CEOs from each Catholic system in the country nominated senior leaders to participate in the program. A cohort of 30 participants started last fall with the study of concepts foundational to Catholic health care, including the Scriptural tradition, history, and the organization of the Church. Later this year, all participants and faculty will gather in Dallas for three days of collaborative learning.

In addition to his leadership in Catholic health care, Rozier continues to work with students. This semester he will serve as Georgetown University’s first visiting Jesuit Chair in the department of health systems administration at Georgetown’s School of Nursing and Health Studies.

Rozier’s role as visiting chair will focus on advancing the department’s degree offerings, as well as further developing his research agenda. He will teach a semester-long class in the health care management and policy program titled “Delivering Care Across the Continuum.” The class will explore questions of where and how health care in the United States is delivered, who pays for it, how health care quality is measured and the political aspects of policy reform.

Christopher King, chair of Georgetown’s department of health systems administration, told Georgetown’s The Hoya that the renewed focus on health inequity in light of the COVID-19 pandemic contributed to the selection of Rozier as its Jesuit chair.

“Numerous events over the past few years have reminded us of the relationship between injustice and health.

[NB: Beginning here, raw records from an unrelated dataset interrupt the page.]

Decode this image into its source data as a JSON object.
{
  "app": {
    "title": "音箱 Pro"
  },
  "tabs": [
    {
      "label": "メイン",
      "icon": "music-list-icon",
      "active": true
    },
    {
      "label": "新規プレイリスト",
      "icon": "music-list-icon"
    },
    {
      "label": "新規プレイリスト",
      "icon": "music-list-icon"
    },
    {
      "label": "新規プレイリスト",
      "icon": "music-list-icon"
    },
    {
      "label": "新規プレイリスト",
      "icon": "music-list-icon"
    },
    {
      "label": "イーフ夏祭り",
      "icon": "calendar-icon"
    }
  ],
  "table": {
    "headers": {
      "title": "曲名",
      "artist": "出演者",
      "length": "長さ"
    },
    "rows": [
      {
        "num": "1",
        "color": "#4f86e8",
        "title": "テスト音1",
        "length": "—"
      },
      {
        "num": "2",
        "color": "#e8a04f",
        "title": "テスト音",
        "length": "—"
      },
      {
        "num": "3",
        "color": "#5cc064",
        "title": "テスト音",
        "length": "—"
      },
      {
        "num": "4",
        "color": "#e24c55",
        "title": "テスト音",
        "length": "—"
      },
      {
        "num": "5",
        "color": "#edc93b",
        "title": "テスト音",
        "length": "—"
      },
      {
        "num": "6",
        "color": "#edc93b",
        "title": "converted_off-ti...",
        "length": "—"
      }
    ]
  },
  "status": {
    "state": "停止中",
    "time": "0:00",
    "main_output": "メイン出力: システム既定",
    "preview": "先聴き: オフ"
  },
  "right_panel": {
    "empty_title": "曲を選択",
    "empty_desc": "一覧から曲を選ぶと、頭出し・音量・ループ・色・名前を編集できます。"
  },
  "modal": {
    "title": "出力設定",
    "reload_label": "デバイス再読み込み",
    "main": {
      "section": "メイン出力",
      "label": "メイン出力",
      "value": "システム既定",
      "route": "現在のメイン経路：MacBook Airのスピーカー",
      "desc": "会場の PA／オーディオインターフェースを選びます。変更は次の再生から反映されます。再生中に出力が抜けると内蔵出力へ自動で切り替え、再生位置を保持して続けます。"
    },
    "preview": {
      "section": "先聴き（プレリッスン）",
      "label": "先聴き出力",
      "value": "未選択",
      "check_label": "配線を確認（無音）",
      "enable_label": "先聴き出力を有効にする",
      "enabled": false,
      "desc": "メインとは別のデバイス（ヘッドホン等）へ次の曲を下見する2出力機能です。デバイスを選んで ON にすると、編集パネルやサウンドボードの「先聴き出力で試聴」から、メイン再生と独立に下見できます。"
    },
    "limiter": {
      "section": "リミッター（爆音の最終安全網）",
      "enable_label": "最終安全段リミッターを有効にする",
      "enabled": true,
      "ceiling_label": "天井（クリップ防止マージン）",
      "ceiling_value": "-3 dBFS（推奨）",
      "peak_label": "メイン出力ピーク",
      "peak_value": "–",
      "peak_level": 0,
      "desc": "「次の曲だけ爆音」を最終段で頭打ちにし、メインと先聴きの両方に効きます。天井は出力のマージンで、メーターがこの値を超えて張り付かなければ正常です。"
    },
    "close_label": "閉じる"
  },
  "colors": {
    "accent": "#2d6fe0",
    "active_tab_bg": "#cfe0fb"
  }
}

Moreover, COVID and its implications are testing the bandwidth of our healthcare infrastructure,” King told The Hoya. “At a time of so much uncertainty, these circumstances make this an ideal moment for a Jesuit Chair in the Department of Health Systems Administration.”

Last year, Rozier received the College of Public Health and Social Justice’s Terry Leet teaching award. In 2019, he received an EthicalGEO Fellowship from the American Geographical Society (AGS). 

Rozier earned his Ph.D. in health management and public policy from the University of Michigan. He also holds an M.Div. from Boston College, an M.H.S. from Johns Hopkins University, and a B.A. in chemistry from Saint Louis University. He previously worked as an ethics fellow with the World Health Organization.

College for Public Health and Social Justice

The Saint Louis University College for Public Health and Social Justice is the only academic unit of its kind, studying social, environmental and physical influences that together determine the health and well-being of people and communities. It also is the only accredited school or college of public health among nearly 250 Catholic institutions of higher education in the United States.

Guided by a mission of social justice and focus on finding innovative and collaborative solutions for complex health problems, the College offers nationally recognized programs in public health, social work, health administration, applied behavior analysis, and criminology and criminal justice.